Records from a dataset

□ □ □ □

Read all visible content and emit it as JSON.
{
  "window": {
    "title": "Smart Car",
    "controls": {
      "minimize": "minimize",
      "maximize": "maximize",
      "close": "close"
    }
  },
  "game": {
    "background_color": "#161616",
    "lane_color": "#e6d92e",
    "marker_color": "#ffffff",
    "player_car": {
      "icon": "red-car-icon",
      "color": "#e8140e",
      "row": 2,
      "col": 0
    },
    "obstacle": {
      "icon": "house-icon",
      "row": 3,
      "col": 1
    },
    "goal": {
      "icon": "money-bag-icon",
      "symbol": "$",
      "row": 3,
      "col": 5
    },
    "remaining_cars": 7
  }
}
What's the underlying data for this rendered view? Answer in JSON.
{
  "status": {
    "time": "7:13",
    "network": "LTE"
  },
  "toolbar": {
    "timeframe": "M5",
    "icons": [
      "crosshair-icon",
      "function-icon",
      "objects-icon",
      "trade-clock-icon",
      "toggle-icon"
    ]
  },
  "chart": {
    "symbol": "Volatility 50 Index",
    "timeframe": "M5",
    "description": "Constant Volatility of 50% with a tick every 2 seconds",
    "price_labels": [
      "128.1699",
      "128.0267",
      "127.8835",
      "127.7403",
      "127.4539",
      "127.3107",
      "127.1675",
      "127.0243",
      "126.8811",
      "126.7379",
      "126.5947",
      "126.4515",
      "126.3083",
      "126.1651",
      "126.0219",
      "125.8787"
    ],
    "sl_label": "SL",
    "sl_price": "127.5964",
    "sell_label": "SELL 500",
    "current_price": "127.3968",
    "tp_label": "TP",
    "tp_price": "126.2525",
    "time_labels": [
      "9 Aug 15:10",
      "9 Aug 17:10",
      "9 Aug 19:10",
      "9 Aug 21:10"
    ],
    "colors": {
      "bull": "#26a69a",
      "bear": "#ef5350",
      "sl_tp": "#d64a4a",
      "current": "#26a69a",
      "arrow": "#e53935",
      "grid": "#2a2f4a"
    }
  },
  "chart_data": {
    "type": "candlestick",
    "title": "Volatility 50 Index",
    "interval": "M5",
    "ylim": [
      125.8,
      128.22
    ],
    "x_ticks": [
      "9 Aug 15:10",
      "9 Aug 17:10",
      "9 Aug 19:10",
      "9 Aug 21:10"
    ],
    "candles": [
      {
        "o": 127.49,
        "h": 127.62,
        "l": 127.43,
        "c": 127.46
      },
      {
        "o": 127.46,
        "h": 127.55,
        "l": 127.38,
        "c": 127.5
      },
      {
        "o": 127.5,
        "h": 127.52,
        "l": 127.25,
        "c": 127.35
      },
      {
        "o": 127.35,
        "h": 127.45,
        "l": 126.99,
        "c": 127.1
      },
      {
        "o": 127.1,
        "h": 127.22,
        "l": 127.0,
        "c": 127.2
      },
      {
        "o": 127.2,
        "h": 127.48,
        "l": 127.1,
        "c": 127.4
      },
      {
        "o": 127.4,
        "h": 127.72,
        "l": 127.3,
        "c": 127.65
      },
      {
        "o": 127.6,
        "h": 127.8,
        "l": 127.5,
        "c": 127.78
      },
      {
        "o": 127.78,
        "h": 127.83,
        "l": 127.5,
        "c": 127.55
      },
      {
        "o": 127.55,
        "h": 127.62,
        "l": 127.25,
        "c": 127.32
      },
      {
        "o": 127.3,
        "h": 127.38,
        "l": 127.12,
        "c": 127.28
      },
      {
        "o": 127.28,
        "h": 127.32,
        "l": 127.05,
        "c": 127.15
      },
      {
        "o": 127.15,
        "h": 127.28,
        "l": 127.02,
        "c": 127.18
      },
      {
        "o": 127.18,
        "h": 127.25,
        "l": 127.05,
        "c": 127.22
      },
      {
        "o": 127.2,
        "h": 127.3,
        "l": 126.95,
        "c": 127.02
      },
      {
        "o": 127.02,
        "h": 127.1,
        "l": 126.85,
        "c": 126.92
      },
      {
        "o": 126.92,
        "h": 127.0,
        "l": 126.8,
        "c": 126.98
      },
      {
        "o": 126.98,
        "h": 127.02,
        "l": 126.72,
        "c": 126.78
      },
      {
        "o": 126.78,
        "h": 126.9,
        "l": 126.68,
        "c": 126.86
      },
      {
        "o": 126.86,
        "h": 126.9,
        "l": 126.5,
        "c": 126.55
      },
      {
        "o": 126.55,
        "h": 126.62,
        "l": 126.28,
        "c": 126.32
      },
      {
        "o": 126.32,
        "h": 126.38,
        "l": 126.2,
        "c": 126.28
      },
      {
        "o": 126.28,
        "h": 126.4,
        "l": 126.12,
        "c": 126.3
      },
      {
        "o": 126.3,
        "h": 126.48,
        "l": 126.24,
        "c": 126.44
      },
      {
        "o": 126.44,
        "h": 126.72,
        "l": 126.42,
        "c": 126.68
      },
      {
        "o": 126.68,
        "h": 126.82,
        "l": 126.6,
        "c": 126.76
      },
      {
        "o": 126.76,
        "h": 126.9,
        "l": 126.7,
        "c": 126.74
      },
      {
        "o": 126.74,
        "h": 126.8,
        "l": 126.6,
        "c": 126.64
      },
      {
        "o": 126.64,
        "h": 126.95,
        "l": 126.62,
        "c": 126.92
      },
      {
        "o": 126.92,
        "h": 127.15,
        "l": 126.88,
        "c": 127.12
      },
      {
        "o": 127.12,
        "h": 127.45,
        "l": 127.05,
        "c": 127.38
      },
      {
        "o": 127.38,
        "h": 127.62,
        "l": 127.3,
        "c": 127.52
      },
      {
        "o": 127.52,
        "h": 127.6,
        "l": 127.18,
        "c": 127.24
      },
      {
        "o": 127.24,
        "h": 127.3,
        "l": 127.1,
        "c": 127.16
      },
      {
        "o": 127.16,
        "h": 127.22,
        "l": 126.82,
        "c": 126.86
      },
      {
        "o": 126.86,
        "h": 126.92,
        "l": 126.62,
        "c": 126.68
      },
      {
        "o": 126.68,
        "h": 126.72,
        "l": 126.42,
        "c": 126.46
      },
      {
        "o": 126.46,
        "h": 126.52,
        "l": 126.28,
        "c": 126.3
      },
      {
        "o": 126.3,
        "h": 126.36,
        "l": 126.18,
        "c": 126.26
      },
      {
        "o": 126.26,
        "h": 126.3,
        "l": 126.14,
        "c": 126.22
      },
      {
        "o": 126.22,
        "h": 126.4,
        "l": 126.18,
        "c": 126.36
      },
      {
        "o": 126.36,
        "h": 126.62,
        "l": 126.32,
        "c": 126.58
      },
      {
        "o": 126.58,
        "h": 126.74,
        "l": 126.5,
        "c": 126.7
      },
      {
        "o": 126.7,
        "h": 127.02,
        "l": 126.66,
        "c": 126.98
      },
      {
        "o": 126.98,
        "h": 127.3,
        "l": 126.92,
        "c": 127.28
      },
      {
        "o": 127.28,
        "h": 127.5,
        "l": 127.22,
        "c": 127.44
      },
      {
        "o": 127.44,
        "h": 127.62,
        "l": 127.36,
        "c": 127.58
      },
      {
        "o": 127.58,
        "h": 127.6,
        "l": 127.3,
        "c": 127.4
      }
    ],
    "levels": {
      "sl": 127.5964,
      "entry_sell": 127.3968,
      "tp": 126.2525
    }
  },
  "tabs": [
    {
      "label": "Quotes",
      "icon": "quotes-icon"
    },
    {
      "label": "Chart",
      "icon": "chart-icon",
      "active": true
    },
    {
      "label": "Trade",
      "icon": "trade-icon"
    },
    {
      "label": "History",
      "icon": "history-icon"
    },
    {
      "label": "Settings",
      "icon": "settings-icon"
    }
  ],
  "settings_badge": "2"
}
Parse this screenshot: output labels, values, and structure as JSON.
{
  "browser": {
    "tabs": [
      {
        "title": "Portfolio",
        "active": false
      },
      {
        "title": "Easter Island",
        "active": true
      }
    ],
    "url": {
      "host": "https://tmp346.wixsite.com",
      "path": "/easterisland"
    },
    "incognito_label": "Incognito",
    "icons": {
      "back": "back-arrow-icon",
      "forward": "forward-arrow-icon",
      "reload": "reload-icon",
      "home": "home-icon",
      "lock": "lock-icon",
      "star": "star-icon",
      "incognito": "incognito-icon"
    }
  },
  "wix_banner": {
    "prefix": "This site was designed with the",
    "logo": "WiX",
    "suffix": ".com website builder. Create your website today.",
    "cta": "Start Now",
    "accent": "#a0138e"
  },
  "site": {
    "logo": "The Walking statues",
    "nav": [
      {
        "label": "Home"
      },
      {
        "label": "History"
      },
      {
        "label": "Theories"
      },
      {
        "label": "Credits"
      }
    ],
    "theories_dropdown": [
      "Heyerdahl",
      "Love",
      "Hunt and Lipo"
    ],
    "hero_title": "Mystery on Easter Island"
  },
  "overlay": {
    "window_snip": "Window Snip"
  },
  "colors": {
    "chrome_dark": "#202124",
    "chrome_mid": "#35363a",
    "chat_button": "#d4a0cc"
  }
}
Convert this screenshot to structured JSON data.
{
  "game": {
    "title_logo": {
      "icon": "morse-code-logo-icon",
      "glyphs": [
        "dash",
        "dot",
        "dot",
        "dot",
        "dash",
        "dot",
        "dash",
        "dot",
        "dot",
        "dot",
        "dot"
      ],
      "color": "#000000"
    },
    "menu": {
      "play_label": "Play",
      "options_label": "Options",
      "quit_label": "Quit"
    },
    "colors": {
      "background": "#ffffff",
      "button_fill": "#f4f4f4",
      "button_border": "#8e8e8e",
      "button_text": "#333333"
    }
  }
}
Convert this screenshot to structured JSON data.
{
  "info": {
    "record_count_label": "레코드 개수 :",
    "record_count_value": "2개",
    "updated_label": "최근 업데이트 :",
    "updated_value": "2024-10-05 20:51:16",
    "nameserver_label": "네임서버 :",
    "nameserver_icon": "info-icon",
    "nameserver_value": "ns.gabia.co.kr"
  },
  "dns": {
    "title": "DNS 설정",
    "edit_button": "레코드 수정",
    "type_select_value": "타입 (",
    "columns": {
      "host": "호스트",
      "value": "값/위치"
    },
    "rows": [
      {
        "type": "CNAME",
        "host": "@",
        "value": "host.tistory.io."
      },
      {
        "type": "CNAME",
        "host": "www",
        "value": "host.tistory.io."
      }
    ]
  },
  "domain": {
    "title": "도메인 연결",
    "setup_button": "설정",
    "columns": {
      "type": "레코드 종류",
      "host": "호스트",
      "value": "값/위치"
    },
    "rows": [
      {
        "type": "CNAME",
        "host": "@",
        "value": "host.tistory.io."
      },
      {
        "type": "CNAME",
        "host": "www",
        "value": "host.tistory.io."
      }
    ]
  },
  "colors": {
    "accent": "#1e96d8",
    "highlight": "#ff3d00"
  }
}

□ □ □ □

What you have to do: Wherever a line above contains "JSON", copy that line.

Problem solution:
Read all visible content and emit it as JSON.
What's the underlying data for this rendered view? Answer in JSON.
Parse this screenshot: output labels, values, and structure as JSON.
Convert this screenshot to structured JSON data.
Convert this screenshot to structured JSON data.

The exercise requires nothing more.